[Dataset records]
- Opening Delimiter -
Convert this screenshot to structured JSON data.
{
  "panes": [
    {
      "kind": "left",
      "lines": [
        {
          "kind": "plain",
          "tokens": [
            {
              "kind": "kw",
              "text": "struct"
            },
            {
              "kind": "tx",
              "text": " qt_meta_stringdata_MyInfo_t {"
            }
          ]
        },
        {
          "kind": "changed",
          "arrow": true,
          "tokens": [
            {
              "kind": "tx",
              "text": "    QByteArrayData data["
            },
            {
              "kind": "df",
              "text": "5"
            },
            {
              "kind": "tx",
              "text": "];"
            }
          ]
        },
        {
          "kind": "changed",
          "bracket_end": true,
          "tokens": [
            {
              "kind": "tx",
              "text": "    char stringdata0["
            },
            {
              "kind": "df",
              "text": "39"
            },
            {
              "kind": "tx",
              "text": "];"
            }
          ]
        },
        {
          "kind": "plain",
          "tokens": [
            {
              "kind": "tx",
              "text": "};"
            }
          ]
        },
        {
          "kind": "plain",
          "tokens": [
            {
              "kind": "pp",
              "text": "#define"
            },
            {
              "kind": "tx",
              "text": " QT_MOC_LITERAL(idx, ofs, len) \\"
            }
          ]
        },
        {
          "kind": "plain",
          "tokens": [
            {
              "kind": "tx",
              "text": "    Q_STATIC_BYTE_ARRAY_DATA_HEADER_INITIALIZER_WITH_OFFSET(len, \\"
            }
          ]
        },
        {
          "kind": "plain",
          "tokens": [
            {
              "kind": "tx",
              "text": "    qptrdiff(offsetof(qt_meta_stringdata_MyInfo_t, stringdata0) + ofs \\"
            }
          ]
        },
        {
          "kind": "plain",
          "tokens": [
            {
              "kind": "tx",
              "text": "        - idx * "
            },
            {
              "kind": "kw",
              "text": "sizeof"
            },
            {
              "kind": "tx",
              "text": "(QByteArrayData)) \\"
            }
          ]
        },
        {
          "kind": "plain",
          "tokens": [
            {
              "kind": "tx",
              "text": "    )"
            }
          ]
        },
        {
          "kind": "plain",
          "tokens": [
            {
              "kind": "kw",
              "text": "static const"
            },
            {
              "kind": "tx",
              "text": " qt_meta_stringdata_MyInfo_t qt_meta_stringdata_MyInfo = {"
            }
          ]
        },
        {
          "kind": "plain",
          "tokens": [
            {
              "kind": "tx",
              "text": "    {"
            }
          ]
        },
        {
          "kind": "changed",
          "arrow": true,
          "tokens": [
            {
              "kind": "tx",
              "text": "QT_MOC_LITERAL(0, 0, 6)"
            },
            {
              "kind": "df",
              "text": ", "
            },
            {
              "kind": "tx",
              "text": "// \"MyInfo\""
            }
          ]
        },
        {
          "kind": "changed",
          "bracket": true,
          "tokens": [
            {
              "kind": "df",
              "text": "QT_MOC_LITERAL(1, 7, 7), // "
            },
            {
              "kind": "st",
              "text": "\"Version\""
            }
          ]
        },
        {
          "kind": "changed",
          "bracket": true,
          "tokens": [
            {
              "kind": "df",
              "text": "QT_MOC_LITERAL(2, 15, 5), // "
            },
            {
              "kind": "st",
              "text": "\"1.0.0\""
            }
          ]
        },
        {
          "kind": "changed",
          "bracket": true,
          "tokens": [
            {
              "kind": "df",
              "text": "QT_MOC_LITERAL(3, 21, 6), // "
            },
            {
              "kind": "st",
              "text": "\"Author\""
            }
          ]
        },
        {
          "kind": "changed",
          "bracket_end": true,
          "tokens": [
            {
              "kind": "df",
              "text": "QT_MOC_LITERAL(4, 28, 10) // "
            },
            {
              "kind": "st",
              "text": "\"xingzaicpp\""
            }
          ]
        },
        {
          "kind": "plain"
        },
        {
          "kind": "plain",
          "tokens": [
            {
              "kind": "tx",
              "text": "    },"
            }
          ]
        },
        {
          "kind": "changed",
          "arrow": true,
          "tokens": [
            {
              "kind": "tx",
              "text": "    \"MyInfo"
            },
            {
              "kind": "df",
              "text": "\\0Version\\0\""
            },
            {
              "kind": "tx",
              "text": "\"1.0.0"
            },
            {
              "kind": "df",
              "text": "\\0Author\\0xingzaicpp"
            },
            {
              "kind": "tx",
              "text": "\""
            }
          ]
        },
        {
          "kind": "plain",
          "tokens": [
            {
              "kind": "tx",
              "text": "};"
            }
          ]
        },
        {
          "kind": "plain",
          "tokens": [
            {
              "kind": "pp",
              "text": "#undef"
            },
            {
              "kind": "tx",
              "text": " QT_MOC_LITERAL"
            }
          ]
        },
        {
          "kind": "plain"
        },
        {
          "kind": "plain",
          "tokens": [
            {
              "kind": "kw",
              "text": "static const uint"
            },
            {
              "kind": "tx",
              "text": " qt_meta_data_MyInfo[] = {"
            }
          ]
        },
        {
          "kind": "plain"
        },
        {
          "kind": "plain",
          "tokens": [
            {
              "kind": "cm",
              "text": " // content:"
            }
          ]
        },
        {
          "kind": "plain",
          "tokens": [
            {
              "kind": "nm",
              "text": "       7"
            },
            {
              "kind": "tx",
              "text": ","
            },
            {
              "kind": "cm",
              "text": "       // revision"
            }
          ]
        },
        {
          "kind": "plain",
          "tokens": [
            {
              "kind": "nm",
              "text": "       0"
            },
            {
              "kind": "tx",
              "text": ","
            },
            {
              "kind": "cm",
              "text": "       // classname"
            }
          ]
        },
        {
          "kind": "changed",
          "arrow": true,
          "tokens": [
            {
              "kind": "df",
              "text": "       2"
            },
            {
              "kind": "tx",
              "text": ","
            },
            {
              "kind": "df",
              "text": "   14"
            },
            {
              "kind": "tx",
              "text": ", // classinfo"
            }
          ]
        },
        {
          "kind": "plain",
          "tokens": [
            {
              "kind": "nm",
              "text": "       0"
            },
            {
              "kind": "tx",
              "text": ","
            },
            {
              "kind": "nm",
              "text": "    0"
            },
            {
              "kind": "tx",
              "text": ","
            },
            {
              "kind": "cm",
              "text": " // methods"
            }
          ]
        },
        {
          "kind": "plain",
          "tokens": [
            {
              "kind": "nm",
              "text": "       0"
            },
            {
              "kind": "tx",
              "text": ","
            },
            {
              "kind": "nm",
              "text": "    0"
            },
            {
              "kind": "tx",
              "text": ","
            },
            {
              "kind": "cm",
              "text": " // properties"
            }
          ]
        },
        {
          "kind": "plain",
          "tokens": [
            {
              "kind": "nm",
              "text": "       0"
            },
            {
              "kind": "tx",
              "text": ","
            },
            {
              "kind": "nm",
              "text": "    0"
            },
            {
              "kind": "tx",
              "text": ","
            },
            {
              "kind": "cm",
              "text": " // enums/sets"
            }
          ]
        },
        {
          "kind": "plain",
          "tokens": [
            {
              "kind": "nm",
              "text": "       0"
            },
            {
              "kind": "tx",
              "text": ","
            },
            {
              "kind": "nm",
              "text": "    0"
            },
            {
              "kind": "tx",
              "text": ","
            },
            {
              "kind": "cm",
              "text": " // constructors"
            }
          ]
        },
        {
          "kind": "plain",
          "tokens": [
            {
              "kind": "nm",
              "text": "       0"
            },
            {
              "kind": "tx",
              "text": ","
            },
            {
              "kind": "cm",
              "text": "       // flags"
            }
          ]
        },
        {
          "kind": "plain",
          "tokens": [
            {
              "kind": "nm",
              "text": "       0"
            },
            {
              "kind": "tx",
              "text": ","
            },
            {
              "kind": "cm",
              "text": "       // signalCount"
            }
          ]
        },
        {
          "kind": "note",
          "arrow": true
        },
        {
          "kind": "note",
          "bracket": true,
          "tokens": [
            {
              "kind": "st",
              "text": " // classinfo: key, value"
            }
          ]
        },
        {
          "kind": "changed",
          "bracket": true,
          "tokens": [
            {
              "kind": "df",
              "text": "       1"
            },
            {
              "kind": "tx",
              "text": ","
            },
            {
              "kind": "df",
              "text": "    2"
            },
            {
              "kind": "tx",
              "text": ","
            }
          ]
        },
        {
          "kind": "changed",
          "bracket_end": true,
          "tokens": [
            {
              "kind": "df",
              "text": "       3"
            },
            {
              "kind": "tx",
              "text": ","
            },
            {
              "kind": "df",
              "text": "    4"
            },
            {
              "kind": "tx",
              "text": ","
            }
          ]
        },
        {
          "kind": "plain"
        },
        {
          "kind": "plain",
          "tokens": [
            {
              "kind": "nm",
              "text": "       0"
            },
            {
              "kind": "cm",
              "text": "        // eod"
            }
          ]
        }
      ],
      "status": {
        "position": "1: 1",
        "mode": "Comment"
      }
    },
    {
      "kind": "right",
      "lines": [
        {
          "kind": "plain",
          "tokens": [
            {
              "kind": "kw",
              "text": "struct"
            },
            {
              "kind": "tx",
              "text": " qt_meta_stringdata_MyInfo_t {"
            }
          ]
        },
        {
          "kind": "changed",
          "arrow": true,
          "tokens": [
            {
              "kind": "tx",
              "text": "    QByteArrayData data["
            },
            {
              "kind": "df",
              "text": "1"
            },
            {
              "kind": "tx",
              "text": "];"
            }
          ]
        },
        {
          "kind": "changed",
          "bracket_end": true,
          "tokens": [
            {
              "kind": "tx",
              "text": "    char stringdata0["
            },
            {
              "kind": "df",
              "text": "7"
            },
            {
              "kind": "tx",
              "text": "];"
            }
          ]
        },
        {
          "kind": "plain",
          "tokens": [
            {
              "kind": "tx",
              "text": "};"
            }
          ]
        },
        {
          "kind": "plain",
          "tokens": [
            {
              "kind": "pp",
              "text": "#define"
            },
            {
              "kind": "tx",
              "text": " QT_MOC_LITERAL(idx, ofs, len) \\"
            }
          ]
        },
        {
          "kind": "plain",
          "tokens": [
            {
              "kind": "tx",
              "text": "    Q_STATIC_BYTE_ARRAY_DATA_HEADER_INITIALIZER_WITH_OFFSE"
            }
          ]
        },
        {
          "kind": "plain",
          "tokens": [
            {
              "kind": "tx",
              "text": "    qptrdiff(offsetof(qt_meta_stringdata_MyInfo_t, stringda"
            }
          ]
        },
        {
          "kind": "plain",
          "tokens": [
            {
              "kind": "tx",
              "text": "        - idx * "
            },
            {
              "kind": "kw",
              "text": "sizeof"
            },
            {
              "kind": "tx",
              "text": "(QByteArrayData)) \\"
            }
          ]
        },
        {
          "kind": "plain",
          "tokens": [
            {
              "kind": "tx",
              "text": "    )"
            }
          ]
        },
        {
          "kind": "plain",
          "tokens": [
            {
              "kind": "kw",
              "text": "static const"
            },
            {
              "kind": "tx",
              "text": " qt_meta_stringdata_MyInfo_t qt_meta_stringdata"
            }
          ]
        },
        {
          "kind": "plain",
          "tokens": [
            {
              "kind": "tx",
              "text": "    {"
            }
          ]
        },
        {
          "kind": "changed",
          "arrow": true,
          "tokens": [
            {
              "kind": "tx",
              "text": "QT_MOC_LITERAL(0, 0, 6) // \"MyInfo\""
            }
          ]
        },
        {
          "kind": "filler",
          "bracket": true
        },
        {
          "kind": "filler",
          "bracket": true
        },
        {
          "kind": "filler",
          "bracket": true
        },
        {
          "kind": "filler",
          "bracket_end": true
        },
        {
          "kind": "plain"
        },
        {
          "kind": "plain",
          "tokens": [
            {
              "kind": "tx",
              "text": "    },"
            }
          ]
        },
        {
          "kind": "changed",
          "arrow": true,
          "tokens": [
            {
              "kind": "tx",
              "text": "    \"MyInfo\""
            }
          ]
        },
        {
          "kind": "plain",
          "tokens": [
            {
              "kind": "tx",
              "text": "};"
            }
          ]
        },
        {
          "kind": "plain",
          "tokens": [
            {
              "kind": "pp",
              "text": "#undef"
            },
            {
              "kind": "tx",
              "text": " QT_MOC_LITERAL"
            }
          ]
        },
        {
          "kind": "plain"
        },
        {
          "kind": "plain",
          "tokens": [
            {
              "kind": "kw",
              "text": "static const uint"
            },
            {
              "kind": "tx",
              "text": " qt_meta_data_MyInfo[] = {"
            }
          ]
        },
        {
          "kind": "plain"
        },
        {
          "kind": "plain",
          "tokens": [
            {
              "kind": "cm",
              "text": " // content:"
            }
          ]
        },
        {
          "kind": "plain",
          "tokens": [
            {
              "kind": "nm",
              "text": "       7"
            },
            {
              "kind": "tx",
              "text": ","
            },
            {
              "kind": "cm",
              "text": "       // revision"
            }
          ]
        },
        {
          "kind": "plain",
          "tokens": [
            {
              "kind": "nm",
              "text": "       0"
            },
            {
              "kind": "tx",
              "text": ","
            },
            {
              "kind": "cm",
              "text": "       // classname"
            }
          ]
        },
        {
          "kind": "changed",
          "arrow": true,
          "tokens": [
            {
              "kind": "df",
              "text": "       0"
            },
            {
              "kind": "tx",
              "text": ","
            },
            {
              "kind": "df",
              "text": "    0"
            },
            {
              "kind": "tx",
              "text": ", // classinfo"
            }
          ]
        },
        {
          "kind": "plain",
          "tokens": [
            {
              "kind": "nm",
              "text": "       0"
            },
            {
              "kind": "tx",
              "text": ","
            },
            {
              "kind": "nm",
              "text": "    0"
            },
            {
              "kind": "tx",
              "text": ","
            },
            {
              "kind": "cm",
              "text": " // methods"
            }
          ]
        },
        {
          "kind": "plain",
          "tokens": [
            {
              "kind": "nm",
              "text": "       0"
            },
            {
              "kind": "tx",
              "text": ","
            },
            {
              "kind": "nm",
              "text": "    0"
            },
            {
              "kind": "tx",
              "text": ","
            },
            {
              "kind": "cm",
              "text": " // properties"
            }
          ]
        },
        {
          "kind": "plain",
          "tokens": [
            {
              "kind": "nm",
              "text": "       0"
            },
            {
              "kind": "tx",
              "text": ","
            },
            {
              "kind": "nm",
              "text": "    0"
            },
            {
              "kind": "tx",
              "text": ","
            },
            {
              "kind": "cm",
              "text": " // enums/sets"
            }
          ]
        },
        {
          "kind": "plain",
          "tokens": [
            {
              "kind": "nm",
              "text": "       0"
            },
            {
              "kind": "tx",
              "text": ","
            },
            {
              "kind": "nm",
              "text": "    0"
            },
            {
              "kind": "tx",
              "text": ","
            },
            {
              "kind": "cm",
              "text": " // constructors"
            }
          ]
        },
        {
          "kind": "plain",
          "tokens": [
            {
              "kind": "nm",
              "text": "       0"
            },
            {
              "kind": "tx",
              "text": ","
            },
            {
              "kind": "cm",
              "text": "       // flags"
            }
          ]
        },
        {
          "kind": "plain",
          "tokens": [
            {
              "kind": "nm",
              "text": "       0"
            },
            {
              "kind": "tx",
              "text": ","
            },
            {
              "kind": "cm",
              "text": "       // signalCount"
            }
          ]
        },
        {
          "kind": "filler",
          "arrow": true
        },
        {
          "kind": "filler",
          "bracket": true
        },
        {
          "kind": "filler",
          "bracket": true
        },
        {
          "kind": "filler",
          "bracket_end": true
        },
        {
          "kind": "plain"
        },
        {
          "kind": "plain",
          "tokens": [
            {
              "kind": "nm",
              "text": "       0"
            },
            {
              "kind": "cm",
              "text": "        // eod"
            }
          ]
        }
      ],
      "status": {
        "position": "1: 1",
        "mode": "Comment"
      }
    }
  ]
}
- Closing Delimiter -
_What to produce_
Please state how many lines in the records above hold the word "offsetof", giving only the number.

_Output for this task_
2